But there is more. On this Communion Sunday, God unites us to himself in the Sacrament, forgiving, sustaining, and strengthening us for our Christian calling and lives of service for him and for the dignity of other human beings. In fellowship with one another and with our Savior, we partake of this heavenly food. Who would want to miss this gift of fullness of life in Christ, this foretaste of heavenly bliss? If we cut ourselves off from fellowship with God, we also cut ourselves off from the encouragement of God’s people. Worship has individual and group aspects to it. Here we are not alone. Together we meet as God’s people and take note of those who join us to sing, pray, hear, and receive God’s blessings.

In worship we pray for the nations—the people and their leaders—that there may be peace and free course for gospel proclamation. We pray for troubled and hurting souls everywhere. We give thanks for all blessings received from our God. Togetherness in worship produces expanded opportunities for the prayer life of individuals.

Our worship is encouragement
In worship God connects with us, and we connect with him and one another. Compelled by his love in Christ we “consider how we may spur one another on toward love and good deeds” (Hebrews 10:24). We gather to “encourage one another” (Hebrews 10:25). Personal encouragement is what God gives in worship. Encouragement is what we extend in our conversations after worship, in the work of our congregation’s task forces, and in all our efforts to proclaim Jesus to more people. Encouragement is recognizing people’s gifts and urging their use. Encouragement is the look and hug of concern for others with health or relational difficulties. Encouragement is talking to the young children and teen members of the congregation. Encouragement results in acts of togetherness in the Lord.

As we enter our place of worship, the experience from beginning to end offers many blessings.

Just listen to what Paul says in 1 Thessalonians 4:13-18. After commenting clearly on the resurrection of Christians on the Last Day, Paul wrote, “And so we will be with the Lord forever. Therefore encourage each other with these words.” My pastor gave worshipers ten seconds to look around and say to as many people as possible, “You will be with the Lord forever.” The entire nave was abuzz with those words spoken with conviction and joy.

We go out with his blessings
As worship ends, we thank God for coming to us in Word and sacraments. In song we encourage one another to “tell everyone what he has done” (Christian Worship, p. 36). Such is our privilege and God’s expectation of us. This is something we need to hear and do.
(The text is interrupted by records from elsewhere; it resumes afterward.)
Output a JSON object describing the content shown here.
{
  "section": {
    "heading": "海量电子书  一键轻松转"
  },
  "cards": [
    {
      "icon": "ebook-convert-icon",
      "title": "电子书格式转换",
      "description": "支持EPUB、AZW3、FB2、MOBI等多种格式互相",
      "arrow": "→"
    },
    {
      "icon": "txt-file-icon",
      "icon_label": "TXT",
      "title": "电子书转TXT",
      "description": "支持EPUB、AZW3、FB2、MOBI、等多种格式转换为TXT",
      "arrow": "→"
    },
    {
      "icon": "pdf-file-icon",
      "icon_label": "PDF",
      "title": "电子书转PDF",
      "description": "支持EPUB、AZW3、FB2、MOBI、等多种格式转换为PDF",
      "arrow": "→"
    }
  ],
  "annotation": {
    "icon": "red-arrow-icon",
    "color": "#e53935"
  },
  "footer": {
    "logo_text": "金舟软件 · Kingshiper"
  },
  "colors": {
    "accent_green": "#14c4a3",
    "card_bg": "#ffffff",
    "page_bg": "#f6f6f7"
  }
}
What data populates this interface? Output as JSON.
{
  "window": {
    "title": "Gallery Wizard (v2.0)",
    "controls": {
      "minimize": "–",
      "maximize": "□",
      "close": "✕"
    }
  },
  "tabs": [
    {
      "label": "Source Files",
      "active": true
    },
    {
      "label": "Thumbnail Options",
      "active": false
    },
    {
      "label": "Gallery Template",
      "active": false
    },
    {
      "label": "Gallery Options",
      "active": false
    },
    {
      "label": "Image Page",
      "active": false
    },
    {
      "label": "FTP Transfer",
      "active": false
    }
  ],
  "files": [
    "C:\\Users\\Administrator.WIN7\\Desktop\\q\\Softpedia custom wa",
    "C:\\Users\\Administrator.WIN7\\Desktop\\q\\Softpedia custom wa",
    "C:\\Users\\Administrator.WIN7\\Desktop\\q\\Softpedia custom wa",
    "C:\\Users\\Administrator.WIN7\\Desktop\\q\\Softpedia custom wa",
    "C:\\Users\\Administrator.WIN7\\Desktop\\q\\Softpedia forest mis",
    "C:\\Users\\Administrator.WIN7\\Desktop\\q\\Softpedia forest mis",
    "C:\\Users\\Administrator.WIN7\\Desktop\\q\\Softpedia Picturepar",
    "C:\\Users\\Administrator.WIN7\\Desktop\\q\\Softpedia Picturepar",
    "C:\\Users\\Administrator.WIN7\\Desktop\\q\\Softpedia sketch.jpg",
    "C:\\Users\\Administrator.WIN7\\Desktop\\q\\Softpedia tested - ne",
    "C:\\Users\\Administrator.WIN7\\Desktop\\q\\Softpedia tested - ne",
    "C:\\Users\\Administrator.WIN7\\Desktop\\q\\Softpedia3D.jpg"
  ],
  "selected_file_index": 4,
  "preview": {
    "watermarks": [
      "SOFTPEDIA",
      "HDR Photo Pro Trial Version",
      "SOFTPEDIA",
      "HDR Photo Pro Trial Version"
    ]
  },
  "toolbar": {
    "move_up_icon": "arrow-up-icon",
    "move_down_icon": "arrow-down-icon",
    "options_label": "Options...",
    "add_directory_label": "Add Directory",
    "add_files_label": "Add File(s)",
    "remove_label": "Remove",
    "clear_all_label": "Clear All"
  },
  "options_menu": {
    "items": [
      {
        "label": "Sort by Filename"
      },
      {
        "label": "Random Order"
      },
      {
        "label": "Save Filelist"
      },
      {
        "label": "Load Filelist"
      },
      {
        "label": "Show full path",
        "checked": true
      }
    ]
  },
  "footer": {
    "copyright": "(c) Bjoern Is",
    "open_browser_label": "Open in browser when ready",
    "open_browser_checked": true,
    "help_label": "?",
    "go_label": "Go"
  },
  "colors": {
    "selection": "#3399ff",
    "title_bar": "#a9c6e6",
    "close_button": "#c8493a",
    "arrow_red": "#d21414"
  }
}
At the end of our worship, we listen in silence as the pastor pronounces God’s blessing. This is aimed at us. Where else in a fractured and wayward world of disconnected people can we go to receive something like this, a blessing from God on high? Our lives are not just dull, weekly routines. God has called us to this area of the world and to see it in a new light. The week ahead may not be easy. But in worship God has grounded us on the foundation of Jesus. Now he scatters us into the world of people he loves. We go with his blessing, his favor, his strength, his peace. Armed with peace and the potent gospel, we are Christ’s light and salt, ready to face the world as his enlightened, salt-bearing, and adventurous people. Together with others we need to hear that in worship.